DATA SUPPLIED
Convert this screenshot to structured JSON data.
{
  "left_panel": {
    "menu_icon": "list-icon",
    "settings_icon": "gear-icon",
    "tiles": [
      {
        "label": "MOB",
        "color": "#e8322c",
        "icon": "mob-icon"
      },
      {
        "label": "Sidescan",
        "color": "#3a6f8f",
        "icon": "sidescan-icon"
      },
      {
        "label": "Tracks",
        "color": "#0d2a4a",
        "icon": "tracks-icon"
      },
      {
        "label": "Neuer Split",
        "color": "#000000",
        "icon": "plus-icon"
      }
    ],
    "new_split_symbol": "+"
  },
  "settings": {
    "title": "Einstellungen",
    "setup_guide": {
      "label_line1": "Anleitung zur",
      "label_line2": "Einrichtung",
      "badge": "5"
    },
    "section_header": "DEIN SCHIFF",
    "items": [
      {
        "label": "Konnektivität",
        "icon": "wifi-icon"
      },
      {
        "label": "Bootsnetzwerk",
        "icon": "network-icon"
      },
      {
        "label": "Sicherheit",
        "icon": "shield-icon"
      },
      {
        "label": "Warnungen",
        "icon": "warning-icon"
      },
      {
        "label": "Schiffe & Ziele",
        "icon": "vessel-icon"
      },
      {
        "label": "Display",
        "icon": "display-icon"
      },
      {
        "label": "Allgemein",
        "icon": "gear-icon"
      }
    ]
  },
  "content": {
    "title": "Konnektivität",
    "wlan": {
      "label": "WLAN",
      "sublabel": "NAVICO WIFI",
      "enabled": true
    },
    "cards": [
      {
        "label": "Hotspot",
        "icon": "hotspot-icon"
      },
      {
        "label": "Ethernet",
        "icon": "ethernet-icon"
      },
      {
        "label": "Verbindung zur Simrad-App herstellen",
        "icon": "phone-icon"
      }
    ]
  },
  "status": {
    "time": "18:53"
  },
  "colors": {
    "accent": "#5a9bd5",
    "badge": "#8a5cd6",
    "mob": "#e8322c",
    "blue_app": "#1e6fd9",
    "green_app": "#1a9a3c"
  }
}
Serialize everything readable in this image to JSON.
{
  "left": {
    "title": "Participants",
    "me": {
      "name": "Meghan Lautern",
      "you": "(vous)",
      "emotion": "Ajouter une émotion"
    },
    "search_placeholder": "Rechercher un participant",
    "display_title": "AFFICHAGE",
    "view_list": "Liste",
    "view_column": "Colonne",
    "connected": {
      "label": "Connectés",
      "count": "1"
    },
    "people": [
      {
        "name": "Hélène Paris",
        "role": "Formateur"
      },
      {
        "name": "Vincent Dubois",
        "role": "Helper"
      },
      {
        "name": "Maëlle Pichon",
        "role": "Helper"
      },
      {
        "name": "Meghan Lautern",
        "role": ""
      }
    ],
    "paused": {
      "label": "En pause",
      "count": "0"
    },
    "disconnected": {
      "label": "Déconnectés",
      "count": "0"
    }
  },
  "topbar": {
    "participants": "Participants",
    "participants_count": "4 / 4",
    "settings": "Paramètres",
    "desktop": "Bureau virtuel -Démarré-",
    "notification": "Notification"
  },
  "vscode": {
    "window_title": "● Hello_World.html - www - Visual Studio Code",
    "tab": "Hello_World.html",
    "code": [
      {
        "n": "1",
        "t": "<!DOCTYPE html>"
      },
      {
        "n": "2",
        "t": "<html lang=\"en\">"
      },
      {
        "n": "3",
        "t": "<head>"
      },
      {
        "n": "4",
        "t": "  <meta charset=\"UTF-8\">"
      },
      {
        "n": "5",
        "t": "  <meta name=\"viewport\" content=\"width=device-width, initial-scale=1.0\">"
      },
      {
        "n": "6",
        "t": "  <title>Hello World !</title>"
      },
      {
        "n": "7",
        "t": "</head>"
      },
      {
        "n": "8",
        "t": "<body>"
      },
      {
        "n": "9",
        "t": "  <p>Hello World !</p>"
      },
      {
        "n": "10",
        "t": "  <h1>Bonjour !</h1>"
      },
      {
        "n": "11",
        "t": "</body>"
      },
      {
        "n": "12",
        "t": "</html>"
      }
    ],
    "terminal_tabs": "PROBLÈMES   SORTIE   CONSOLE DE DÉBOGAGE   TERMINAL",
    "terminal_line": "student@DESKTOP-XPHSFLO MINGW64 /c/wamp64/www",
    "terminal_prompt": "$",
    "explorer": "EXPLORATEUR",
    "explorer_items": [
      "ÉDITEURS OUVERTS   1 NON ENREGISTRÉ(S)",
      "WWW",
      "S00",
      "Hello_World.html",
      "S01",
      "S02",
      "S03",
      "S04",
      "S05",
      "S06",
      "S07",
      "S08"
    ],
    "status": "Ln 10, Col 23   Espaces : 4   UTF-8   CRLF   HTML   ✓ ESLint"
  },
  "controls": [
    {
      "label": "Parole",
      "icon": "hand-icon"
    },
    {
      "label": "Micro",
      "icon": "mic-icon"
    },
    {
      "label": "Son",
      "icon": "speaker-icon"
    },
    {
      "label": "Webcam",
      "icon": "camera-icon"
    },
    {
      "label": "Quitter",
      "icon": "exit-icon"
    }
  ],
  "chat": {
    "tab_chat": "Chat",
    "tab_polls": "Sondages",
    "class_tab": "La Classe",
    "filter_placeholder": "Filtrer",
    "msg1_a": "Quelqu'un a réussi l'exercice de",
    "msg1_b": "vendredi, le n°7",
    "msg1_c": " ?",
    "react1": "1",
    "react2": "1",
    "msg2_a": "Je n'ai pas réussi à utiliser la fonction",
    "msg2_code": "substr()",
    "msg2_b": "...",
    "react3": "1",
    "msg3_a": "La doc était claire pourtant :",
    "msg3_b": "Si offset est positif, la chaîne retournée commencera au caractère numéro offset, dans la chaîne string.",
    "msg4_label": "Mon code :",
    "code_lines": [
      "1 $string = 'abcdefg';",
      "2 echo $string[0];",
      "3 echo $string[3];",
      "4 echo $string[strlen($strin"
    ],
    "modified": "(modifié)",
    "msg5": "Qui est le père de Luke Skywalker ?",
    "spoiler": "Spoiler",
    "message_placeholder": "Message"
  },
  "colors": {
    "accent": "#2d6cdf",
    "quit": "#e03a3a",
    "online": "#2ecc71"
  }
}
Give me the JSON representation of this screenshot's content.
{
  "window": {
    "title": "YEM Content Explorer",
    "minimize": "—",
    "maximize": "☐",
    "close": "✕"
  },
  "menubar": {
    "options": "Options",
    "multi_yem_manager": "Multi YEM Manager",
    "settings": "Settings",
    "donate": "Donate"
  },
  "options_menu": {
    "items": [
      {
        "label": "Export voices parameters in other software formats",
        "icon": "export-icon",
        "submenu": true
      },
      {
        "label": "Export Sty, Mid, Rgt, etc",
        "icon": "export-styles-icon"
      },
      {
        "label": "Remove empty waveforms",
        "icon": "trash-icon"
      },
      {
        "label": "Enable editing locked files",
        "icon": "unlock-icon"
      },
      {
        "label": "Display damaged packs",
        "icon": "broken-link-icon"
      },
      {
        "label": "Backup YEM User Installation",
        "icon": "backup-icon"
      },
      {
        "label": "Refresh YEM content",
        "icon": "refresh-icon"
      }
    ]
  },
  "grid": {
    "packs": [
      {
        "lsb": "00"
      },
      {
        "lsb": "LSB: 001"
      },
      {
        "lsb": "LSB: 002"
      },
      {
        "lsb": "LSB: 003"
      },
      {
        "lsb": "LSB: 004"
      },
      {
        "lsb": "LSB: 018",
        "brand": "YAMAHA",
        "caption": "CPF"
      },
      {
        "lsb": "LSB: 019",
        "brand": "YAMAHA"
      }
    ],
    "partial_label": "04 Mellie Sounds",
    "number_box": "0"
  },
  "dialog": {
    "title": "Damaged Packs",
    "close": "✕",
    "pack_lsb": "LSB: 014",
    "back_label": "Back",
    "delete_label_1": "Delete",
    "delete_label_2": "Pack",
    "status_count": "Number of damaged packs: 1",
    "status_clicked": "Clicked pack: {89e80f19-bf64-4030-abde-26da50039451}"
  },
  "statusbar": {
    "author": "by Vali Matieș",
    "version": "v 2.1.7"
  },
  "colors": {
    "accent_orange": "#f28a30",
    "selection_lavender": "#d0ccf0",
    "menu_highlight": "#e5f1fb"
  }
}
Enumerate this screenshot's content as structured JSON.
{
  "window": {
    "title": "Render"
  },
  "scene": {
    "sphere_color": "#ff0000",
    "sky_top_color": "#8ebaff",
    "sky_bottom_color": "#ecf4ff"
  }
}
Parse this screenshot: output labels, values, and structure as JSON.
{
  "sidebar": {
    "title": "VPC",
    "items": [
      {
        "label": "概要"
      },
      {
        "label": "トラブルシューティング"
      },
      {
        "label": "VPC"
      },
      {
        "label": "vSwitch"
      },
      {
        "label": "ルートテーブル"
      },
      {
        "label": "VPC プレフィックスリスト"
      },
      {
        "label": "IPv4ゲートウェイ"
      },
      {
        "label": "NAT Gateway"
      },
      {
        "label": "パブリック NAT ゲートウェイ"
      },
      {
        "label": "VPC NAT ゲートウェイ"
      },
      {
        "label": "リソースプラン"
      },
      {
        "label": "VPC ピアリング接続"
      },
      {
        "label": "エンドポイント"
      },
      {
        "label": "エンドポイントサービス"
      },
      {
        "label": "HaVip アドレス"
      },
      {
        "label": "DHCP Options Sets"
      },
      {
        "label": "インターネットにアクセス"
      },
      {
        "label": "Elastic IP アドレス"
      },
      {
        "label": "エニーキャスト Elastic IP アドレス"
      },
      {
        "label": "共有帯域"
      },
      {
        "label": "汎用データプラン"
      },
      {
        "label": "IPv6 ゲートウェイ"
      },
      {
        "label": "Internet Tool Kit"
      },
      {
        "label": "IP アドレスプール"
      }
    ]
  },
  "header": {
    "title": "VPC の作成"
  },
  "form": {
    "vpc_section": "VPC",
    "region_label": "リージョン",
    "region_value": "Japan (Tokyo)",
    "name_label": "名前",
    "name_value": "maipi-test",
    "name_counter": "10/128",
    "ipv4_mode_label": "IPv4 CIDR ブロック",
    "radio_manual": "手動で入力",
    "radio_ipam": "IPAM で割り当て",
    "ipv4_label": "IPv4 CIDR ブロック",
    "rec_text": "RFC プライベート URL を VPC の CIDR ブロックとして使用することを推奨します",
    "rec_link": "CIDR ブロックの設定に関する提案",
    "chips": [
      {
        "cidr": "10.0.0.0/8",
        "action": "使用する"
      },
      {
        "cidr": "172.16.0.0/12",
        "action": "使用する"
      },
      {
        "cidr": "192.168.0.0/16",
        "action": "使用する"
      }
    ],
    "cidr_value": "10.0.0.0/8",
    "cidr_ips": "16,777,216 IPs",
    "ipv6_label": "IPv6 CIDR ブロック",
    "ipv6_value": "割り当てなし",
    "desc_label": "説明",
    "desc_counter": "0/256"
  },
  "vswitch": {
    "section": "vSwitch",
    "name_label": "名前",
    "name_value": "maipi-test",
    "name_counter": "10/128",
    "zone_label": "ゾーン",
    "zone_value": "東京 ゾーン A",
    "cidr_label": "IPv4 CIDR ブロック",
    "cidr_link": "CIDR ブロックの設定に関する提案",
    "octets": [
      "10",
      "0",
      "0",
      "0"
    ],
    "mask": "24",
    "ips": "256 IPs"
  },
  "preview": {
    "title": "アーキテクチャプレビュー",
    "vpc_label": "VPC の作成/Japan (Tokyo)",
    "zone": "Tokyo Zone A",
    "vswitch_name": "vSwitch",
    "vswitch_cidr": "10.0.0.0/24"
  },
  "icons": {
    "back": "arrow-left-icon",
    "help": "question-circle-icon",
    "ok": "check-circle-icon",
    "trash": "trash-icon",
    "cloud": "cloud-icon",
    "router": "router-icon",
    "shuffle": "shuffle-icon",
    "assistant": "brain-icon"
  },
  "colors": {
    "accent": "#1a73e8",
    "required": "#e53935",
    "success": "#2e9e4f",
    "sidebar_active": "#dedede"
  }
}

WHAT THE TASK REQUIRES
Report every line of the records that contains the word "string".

WRITTEN SOLUTION
    "msg3_b": "Si offset est positif, la chaîne retournée commencera au caractère numéro offset, dans la chaîne string.",
      "1 $string = 'abcdefg';",
      "2 echo $string[0];",
      "3 echo $string[3];",
      "4 echo $string[strlen($strin"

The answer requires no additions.